To be fair (and not particularly helpful since the spring has already been removed) the trick is to not remove them in the first place. They are designed such that once the tail is free the whole spring can be hinged upwards, pivoting around the tips of the arms until the cap jewel can be slid out from underneath. Reinstallation of the cap jewel is simply the reverse sequence.
Interestingly, these are not strictly shock absorbers, rather they are just retaining clips. The design of shock absorber settings is such as to allow the pivot to enter further into the setting under shock until a shoulder on the staff, which is much more substantial than the pivot, contacts the jewel and arrests the movement without damaging the delicate pivot. The spring then returns the staff to its operational position. If you look at the pivots of the wheels served by these settings you will find no such shoulder as the pivot is already substantial enough to withstand most knocks without ill effect. Also the springs flex only very little as a function of the mass of the wheel they support, unlike the shock protection set up on balance wheels where you have a comparatively large mass, a very fine pivot, and a lot of flex in the spring.
That being said they probably do flex under extreme shock and as such may help to protect the pivot.
GeorgeC reacted to oldhippy in Watch dial help for a student
Thank you for your introduction and welcome to this friendly forum.
You could google watches for the blind and take a look at some images, that would give you some idea. There are also watches that work on batteries, you press a button and it tells you the time, no hands needed. Don't forget if you use numbers or figures they need to be razed.
GeorgeC reacted to Nucejoe in Whats wrong with my Omega?

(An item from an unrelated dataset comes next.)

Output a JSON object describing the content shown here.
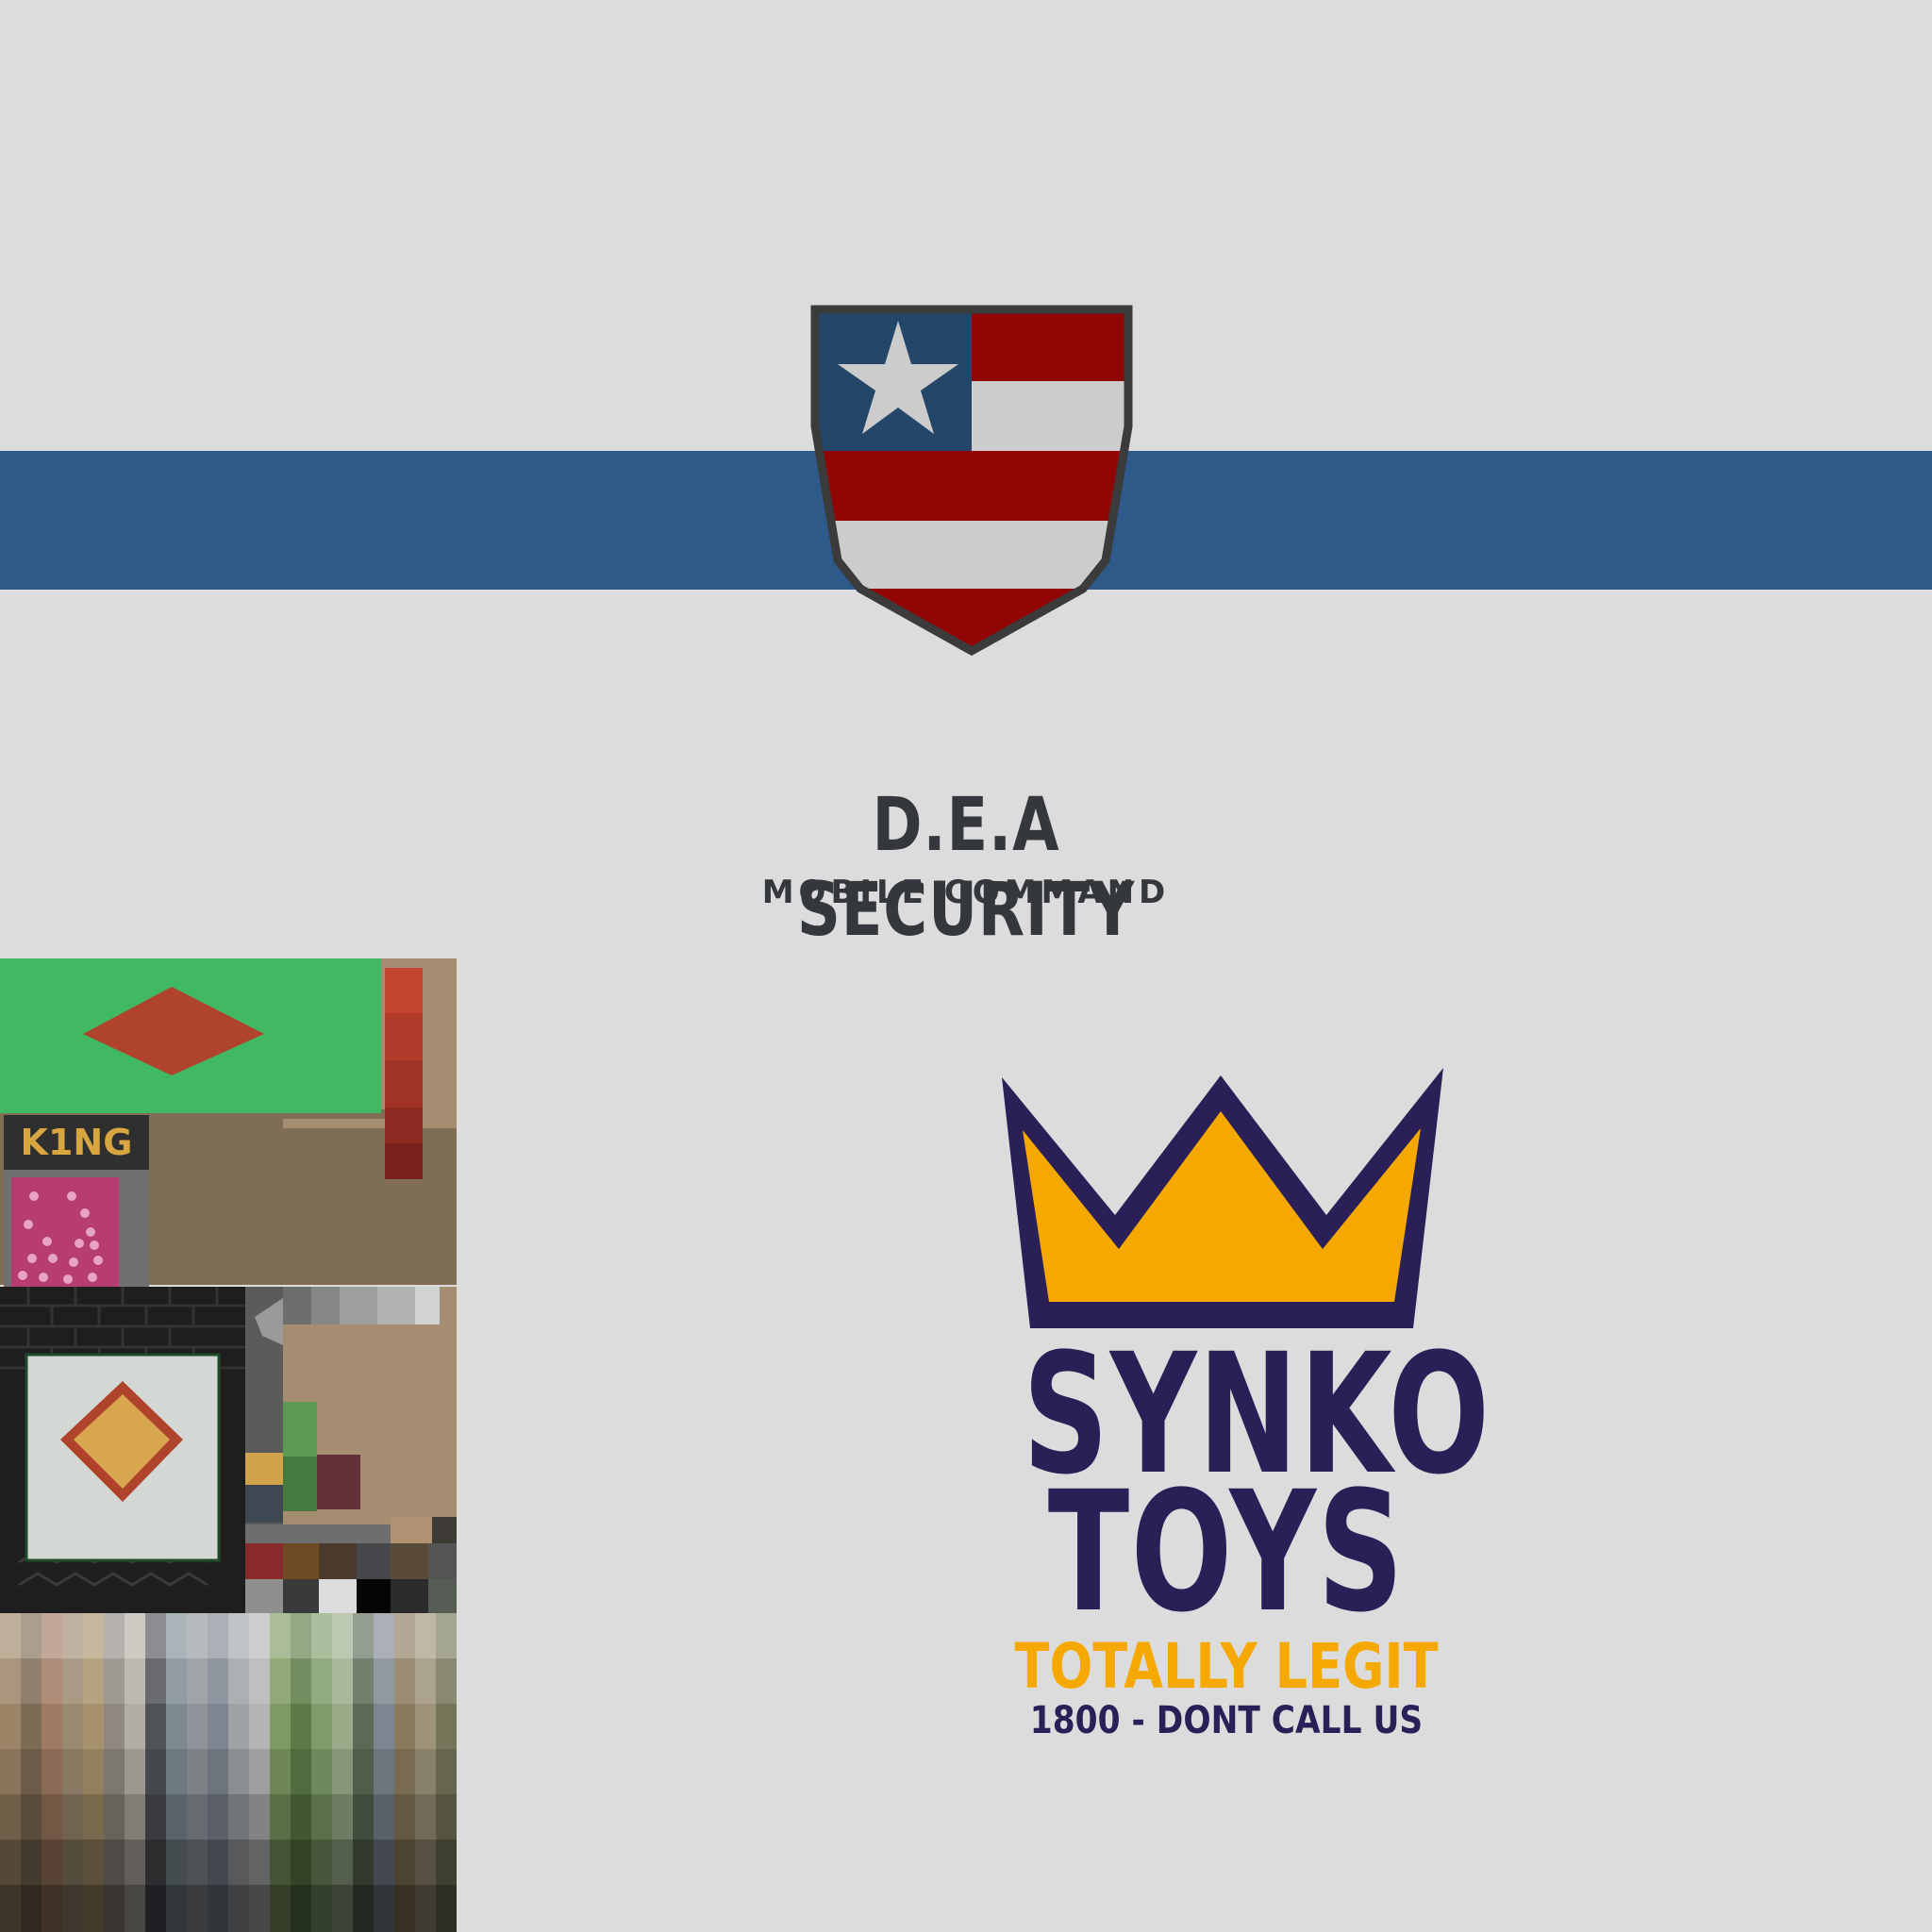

Dose it repeat stoping at same hands position( time)? You probably removed hands altogether. Eliminate hands one at a time.
When it stops, remove seconds hand only. if the fault has remained. remove the minute hand as well, if the fault remains, remove the hour hand.
Dirty or faulty center tube, bent seconds hand, worn out center hole, dial plate center hole drift, so on.
GeorgeC reacted to jdm in Automatic watch not working after reassembly(Vintage Seiko 7002 Divers Watch)
That can easily be the escape wheel which has broken one or both pivots, and is not resting anymore against the pallets.
GeorgeC got a reaction from MrRoundel in Omega C.342 service
If you have cleaned the movement, then the pallet fork should not be installed at this point. Install it after all of the train wheels are in.
With the watch in a movement holder, carefully place all of the train wheels in their proper order and in their jewel holes. Then place the upper plate over the wheels gently and as close to level as you can. At this point you could use a piece of peg wood to apply gentle pressure to the top plate and turn the center wheel to watch for all train wheels to move smoothly. It really is a matter of learning the “touch” of acceptable pressure and nudging the wheels into their pivots. Comes with experience.
Once you have them in place, continue to hold the peg wood in place until you get the plate screws in. Then slowly tighten the plate screws, always checking that the wheels are still moving freely.
GeorgeC reacted to oldhippy in How are stainless steel watch cases polished
Have a look at this. This will give you an idea what you will need. Don't forget protect your eyes.
I recommend you remove the watch movement.
GeorgeC reacted to jdm in No adjustment left on beat corrector
0.5ms beat error is a perfectly acceptable value and will not influence accuracy.
If you don't believe that, regulate to the best positions average, wear the watch few days and let us know.
Unless you are interested in learning how the hairspring collett is adjusted, which is a pretty delicate task, I would not recommend you try that on a balance cock with movable stud arm.